Are any drugs safe during pregnancy? Why are pregnant women warned not to use drugs? But the same is not always true for a fetus.
Once detected, substance abuse during pregnancy confronts the physician with issues regarding treatment, management, and maternal and fetal complications. Because pregnant women with substance use problems are more likely than nonpregnant females to seek assistance from a health care provider and to be motivated for substance abuse treatment, pregnancy offers the physician a unique opportunity for both detecting and treating substance abuse.
In this chapter, we address the epidemiology, basic definitions describing substance use behaviors, biology and etiology, detection and differential diagnosis, prognosis, maternal and fetal complications, use of specific substances, screening, management, and treatment of substance abuse during pregnancy.
The highest rates of alcohol and drug use are among women in their childbearing years, with 6 million women experiencing alcohol problems, and more than 5 million currently using illicit substances. The largest population-based survey of 29, urine samples at delivery estimated the prevalence of substance abuse during pregnancy as 5.
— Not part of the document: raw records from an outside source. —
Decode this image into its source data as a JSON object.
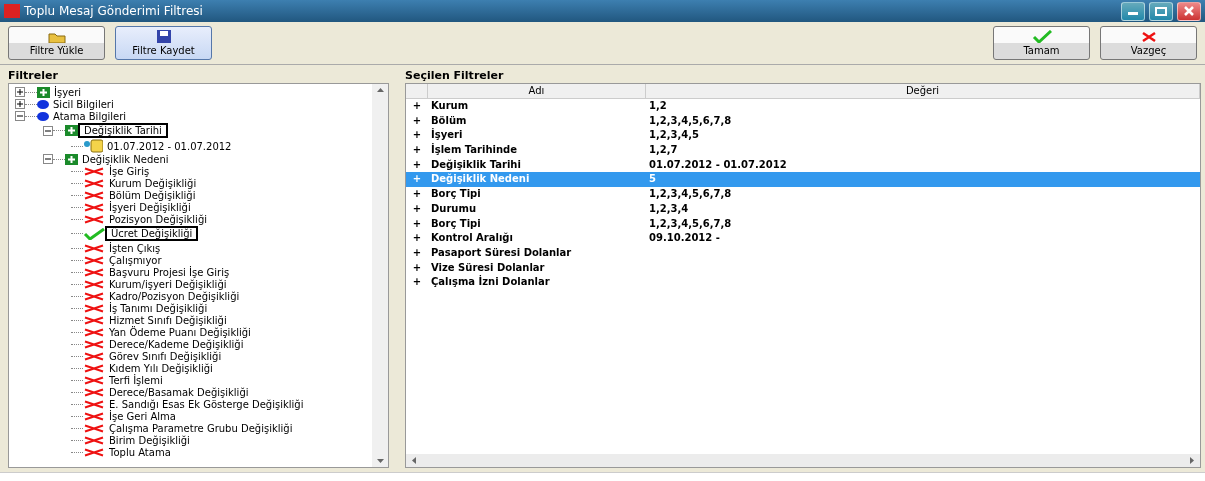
{
  "window": {
    "title": "Toplu Mesaj Gönderimi Filtresi"
  },
  "toolbar": {
    "left": [
      {
        "label": "Filtre Yükle",
        "kind": "open",
        "selected": false
      },
      {
        "label": "Filtre Kaydet",
        "kind": "save",
        "selected": true
      }
    ],
    "right": [
      {
        "label": "Tamam",
        "kind": "ok"
      },
      {
        "label": "Vazgeç",
        "kind": "cancel"
      }
    ]
  },
  "filters": {
    "title": "Filtreler",
    "tree": [
      {
        "label": "İşyeri",
        "kind": "group",
        "expanded": false,
        "highlighted": false
      },
      {
        "label": "Sicil Bilgileri",
        "kind": "category",
        "expanded": false,
        "highlighted": false
      },
      {
        "label": "Atama Bilgileri",
        "kind": "category",
        "expanded": true,
        "highlighted": false,
        "children": [
          {
            "label": "Değişiklik Tarihi",
            "kind": "group",
            "expanded": true,
            "highlighted": true,
            "children": [
              {
                "label": "01.07.2012 - 01.07.2012",
                "kind": "value",
                "highlighted": false
              }
            ]
          },
          {
            "label": "Değişiklik Nedeni",
            "kind": "group",
            "expanded": true,
            "highlighted": false,
            "children": [
              {
                "label": "İşe Giriş",
                "kind": "option",
                "checked": false,
                "highlighted": false
              },
              {
                "label": "Kurum Değişikliği",
                "kind": "option",
                "checked": false,
                "highlighted": false
              },
              {
                "label": "Bölüm Değişikliği",
                "kind": "option",
                "checked": false,
                "highlighted": false
              },
              {
                "label": "İşyeri Değişikliği",
                "kind": "option",
                "checked": false,
                "highlighted": false
              },
              {
                "label": "Pozisyon Değişikliği",
                "kind": "option",
                "checked": false,
                "highlighted": false
              },
              {
                "label": "Ücret Değişikliği",
                "kind": "option",
                "checked": true,
                "highlighted": true
              },
              {
                "label": "İşten Çıkış",
                "kind": "option",
                "checked": false,
                "highlighted": false
              },
              {
                "label": "Çalışmıyor",
                "kind": "option",
                "checked": false,
                "highlighted": false
              },
              {
                "label": "Başvuru Projesi İşe Giriş",
                "kind": "option",
                "checked": false,
                "highlighted": false
              },
              {
                "label": "Kurum/işyeri Değişikliği",
                "kind": "option",
                "checked": false,
                "highlighted": false
              },
              {
                "label": "Kadro/Pozisyon Değişikliği",
                "kind": "option",
                "checked": false,
                "highlighted": false
              },
              {
                "label": "İş Tanımı Değişikliği",
                "kind": "option",
                "checked": false,
                "highlighted": false
              },
              {
                "label": "Hizmet Sınıfı Değişikliği",
                "kind": "option",
                "checked": false,
                "highlighted": false
              },
              {
                "label": "Yan Ödeme Puanı Değişikliği",
                "kind": "option",
                "checked": false,
                "highlighted": false
              },
              {
                "label": "Derece/Kademe Değişikliği",
                "kind": "option",
                "checked": false,
                "highlighted": false
              },
              {
                "label": "Görev Sınıfı Değişikliği",
                "kind": "option",
                "checked": false,
                "highlighted": false
              },
              {
                "label": "Kıdem Yılı Değişikliği",
                "kind": "option",
                "checked": false,
                "highlighted": false
              },
              {
                "label": "Terfi İşlemi",
                "kind": "option",
                "checked": false,
                "highlighted": false
              },
              {
                "label": "Derece/Basamak Değişikliği",
                "kind": "option",
                "checked": false,
                "highlighted": false
              },
              {
                "label": "E. Sandığı Esas Ek Gösterge Değişikliği",
                "kind": "option",
                "checked": false,
                "highlighted": false
              },
              {
                "label": "İşe Geri Alma",
                "kind": "option",
                "checked": false,
                "highlighted": false
              },
              {
                "label": "Çalışma Parametre Grubu Değişikliği",
                "kind": "option",
                "checked": false,
                "highlighted": false
              },
              {
                "label": "Birim Değişikliği",
                "kind": "option",
                "checked": false,
                "highlighted": false
              },
              {
                "label": "Toplu Atama",
                "kind": "option",
                "checked": false,
                "highlighted": false
              }
            ]
          }
        ]
      }
    ]
  },
  "selected_filters": {
    "title": "Seçilen Filtreler",
    "columns": [
      "Adı",
      "Değeri"
    ],
    "rows": [
      {
        "expander": "+",
        "name": "Kurum",
        "value": "1,2",
        "selected": false
      },
      {
        "expander": "+",
        "name": "Bölüm",
        "value": "1,2,3,4,5,6,7,8",
        "selected": false
      },
      {
        "expander": "+",
        "name": "İşyeri",
        "value": "1,2,3,4,5",
        "selected": false
      },
      {
        "expander": "+",
        "name": "İşlem Tarihinde",
        "value": "1,2,7",
        "selected": false
      },
      {
        "expander": "+",
        "name": "Değişiklik Tarihi",
        "value": "01.07.2012 - 01.07.2012",
        "selected": false
      },
      {
        "expander": "+",
        "name": "Değişiklik Nedeni",
        "value": "5",
        "selected": true
      },
      {
        "expander": "+",
        "name": "Borç Tipi",
        "value": "1,2,3,4,5,6,7,8",
        "selected": false
      },
      {
        "expander": "+",
        "name": "Durumu",
        "value": "1,2,3,4",
        "selected": false
      },
      {
        "expander": "+",
        "name": "Borç Tipi",
        "value": "1,2,3,4,5,6,7,8",
        "selected": false
      },
      {
        "expander": "+",
        "name": "Kontrol Aralığı",
        "value": "09.10.2012 -",
        "selected": false
      },
      {
        "expander": "+",
        "name": "Pasaport Süresi Dolanlar",
        "selected": false
      },
      {
        "expander": "+",
        "name": "Vize Süresi Dolanlar",
        "selected": false
      },
      {
        "expander": "+",
        "name": "Çalışma İzni Dolanlar",
        "selected": false
      }
    ]
  }
}
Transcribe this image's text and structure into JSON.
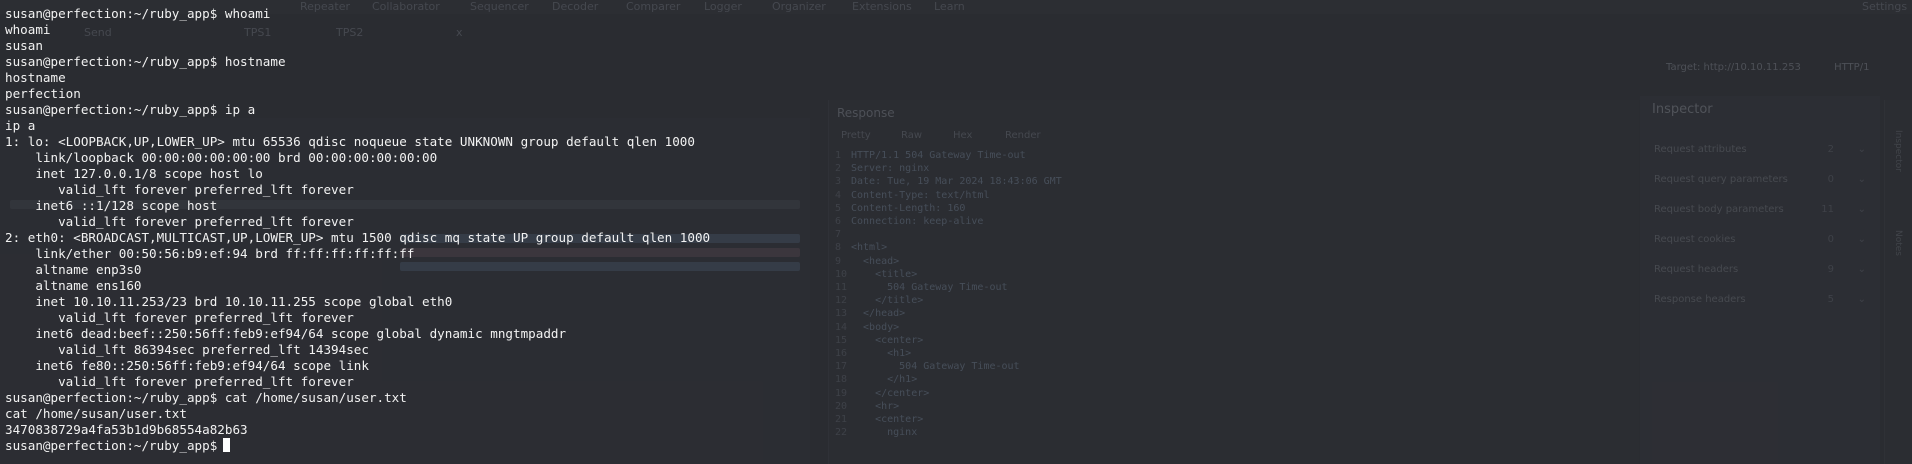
{
  "background_app": {
    "menu": [
      "Repeater",
      "Collaborator",
      "Sequencer",
      "Decoder",
      "Comparer",
      "Logger",
      "Organizer",
      "Extensions",
      "Learn"
    ],
    "settings_label": "Settings",
    "tabs": [
      "Send",
      "TPS1",
      "TPS2",
      "x"
    ],
    "target_label": "Target: http://10.10.11.253",
    "protocol_label": "HTTP/1",
    "response": {
      "title": "Response",
      "tabs": [
        "Pretty",
        "Raw",
        "Hex",
        "Render"
      ],
      "lines": [
        "HTTP/1.1 504 Gateway Time-out",
        "Server: nginx",
        "Date: Tue, 19 Mar 2024 18:43:06 GMT",
        "Content-Type: text/html",
        "Content-Length: 160",
        "Connection: keep-alive",
        "",
        "<html>",
        "  <head>",
        "    <title>",
        "      504 Gateway Time-out",
        "    </title>",
        "  </head>",
        "  <body>",
        "    <center>",
        "      <h1>",
        "        504 Gateway Time-out",
        "      </h1>",
        "    </center>",
        "    <hr>",
        "    <center>",
        "      nginx"
      ]
    },
    "inspector": {
      "title": "Inspector",
      "rows": [
        {
          "label": "Request attributes",
          "count": "2"
        },
        {
          "label": "Request query parameters",
          "count": "0"
        },
        {
          "label": "Request body parameters",
          "count": "11"
        },
        {
          "label": "Request cookies",
          "count": "0"
        },
        {
          "label": "Request headers",
          "count": "9"
        },
        {
          "label": "Response headers",
          "count": "5"
        }
      ]
    },
    "sidebar": [
      "Inspector",
      "Notes"
    ]
  },
  "terminal": {
    "lines": [
      "susan@perfection:~/ruby_app$ whoami",
      "whoami",
      "susan",
      "susan@perfection:~/ruby_app$ hostname",
      "hostname",
      "perfection",
      "susan@perfection:~/ruby_app$ ip a",
      "ip a",
      "1: lo: <LOOPBACK,UP,LOWER_UP> mtu 65536 qdisc noqueue state UNKNOWN group default qlen 1000",
      "    link/loopback 00:00:00:00:00:00 brd 00:00:00:00:00:00",
      "    inet 127.0.0.1/8 scope host lo",
      "       valid_lft forever preferred_lft forever",
      "    inet6 ::1/128 scope host",
      "       valid_lft forever preferred_lft forever",
      "2: eth0: <BROADCAST,MULTICAST,UP,LOWER_UP> mtu 1500 qdisc mq state UP group default qlen 1000",
      "    link/ether 00:50:56:b9:ef:94 brd ff:ff:ff:ff:ff:ff",
      "    altname enp3s0",
      "    altname ens160",
      "    inet 10.10.11.253/23 brd 10.10.11.255 scope global eth0",
      "       valid_lft forever preferred_lft forever",
      "    inet6 dead:beef::250:56ff:feb9:ef94/64 scope global dynamic mngtmpaddr",
      "       valid_lft 86394sec preferred_lft 14394sec",
      "    inet6 fe80::250:56ff:feb9:ef94/64 scope link",
      "       valid_lft forever preferred_lft forever",
      "susan@perfection:~/ruby_app$ cat /home/susan/user.txt",
      "cat /home/susan/user.txt",
      "3470838729a4fa53b1d9b68554a82b63"
    ],
    "prompt": "susan@perfection:~/ruby_app$"
  }
}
With the exception of caffeine and nicotine, these substances are associated with both abuse and dependence disorders. Intoxication, defined as the development of a reversible substance-specific syndrome during or after substance use, becomes a clinical problem when significant maladaptive patterns of behavior lead to distress and impairment.
Withdrawal, another substance-specific syndrome, occurs when the chronic intake of a substance is abruptly discontinued. Tolerance is defined as the need to use an increasing amount of the drug to attain the desired effects or the decreased intensity in effects experienced with the continued use of the same amount of the substance.
The term addiction combines the qualities of both tolerance and withdrawal. Drug addiction, a primary disease with the potential to be progressive and life-threatening, presents as a preoccupation with and inability to control substance use.
Substance dependence includes tolerance, withdrawal, taking the drug in larger amounts over longer periods than originally intended, the desire or ineffective attempts to reduce or cease drug use, extensive amounts of time involved with substance use, and persistent use despite problems attributed to the substance.
Substance abuse is a maladaptive pattern of use that results in clinically significant functional impairment without satisfying the criteria for substance dependence.
Abuse is indicated by any one of the following: Those individuals with mental health disorders, reproductive problems, and eating disorders appear more likely to develop substance abuse problems.
In fact, the prevalence of all psychiatric diagnoses is higher among female alcoholics than nonalcoholics. Indicators suggesting substance abuse during pregnancy include self-reported use, avoidance of prenatal care, premature labor and delivery, placental abruption, and fetal death.
When performing a substance use history, the physician should ask the patient about the type, amount, and frequency of substance use in a nonjudgmental manner, with emphasis on forming a patient-physician alliance.
One may begin the substance use history with questions regarding drug use prior to conception to lessen the shame that many women feel regarding current use.
Tolerance—How many drinks does it take for you to feel high? Annoyed—Have people annoyed you by criticizing your drinking?
Cut down—Have you felt the need to cut down on your drinking? Eye-opener—Do you need to have an eye-opener to get started in the morning?In Study 8, the most common adverse reactions (more than 2% of patients treated with co-administration of Myrbetriq and solifenacin succinate and exceeding comparator rate) were UTI, dry mouth, constipation, and headache.
The negative effects of alcohol during pregnancy have been described since ancient times. The lifetime cost per child with FAS was $2,, in in the US. The term fetal alcohol syndrome was first used in Types.
FASDs encompass a range of physical and Many books and handouts on FAS recommend a developmental . Take continuing education units for counselor-addiction. Only pay when you pass or it's free. Learn about CE for counselor-addiction from schwenkreis.com For that reason, mothers-to-be must be properly educated about alcohol use during pregnancy and fetal alcohol syndrome.
Additionally, in the event that a baby is born with the condition, it is crucial that early diagnosis is made so that proper care is provided to reduce the risk of certain side effects. Types. FASDs encompass a range of physical and neurodevelopmental problems that can result from prenatal alcohol exposure.
The most severe condition is called fetal alcohol syndrome (FAS), which refers to individuals who have a specific set of birth defects and neurodevelopmental disorders characteristic of the diagnosis. Some accept only FAS as a diagnosis, seeing the evidence as .
WebMD examines the use of drugs, alcohol, and caffeine in pregnancy, and their effects on the unborn child.